A resume (also known as curriculum vitae) is a marketing document summarising your qualifications, key skills and work history. The information you provide is used by the employer to decide whether you meet the job requirements and whether to select you for an interview.
To make a good first impression, a well-written resume needs to be clear, concise, and neatly organised. Its content also needs to be tailored to the position you’re applying for.
Learn how to create a compelling resume that succinctly lays out your skills, experience and why you should get the job.
- Resume fundamentals
- How to write a compelling resume
- Actions to improve your resume
What to include in your resume
Now that you’ve learned how to write an effective resume, and have had some practice writing your own resume, you may want to get some feedback from our professional staff.
Simply log into Career Gateway and complete our one-minute quiz. You can then request feedback on your resume. You’ll also find more tips and resources.
Good luck with your application!
You can also complete the workshop online. Read through the online resource explaining what you need to know about the topic, then complete the quiz at the end. This will give you what you need to get started on your resume.
You’ll need to tailor resume to the job you are applying for. For example, create different resumes for academic, casual, graduate, voluntary, and vacation jobs, industry-based learning, and jobs in the creative industries.
Length and format
Your resume should:
- be no more than two or three pages
- use 10 to 12 point standard fonts (e.g. Times New Roman, Arial)
- be written in plain business English (avoid SMS language, abbreviations, jargon and slang)
- use subheadings and bullet lists to draw attention to important information
- have plenty of white space between paragraphs and broad margins
- use a consistent layout (including indent alignments) throughout the resume.
Check it and recheck it

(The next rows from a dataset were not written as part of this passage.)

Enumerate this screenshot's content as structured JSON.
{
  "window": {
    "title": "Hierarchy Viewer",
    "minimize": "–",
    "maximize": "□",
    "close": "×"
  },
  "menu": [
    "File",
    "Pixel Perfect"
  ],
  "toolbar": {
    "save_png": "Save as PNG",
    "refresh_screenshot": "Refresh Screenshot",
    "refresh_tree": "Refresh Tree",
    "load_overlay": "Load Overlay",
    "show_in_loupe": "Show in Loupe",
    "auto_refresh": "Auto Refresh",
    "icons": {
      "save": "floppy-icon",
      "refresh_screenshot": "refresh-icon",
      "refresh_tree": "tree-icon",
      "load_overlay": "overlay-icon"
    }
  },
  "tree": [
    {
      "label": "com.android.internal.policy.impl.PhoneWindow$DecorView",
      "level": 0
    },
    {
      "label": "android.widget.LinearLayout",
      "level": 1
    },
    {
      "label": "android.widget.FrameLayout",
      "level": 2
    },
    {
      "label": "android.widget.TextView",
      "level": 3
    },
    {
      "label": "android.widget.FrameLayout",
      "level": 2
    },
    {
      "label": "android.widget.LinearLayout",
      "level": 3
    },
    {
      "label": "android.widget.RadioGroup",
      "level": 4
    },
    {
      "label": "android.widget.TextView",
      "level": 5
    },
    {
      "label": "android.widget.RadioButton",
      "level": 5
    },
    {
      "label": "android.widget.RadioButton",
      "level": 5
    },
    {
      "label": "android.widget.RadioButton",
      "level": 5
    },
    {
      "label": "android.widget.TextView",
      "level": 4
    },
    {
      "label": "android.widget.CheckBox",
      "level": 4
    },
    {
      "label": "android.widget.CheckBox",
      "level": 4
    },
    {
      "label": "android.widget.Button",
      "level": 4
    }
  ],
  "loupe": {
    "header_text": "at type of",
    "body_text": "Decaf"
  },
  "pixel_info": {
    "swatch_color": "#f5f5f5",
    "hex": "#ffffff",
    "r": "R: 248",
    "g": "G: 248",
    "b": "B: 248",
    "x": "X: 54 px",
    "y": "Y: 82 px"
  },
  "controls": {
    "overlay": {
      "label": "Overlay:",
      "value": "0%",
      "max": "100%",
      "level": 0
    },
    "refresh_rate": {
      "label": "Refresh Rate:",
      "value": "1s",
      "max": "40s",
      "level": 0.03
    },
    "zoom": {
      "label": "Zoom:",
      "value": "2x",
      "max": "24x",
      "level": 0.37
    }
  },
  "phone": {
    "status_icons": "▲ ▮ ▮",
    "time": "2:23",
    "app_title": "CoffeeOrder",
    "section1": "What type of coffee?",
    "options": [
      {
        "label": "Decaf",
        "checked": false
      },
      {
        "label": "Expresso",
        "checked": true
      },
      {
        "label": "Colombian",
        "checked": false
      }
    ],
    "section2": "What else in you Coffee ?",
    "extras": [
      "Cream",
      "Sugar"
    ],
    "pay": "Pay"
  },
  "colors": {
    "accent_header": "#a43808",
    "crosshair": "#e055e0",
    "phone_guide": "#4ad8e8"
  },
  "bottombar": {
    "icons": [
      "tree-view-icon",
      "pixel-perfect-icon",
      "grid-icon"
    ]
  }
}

Proofread your resume and have someone else proofread it too. Hiring managers and recruiters receive incredibly high numbers of applications and spend less than 90 seconds screening or looking at a resume. If your resume has spelling and grammatical errors, it could lose you the job.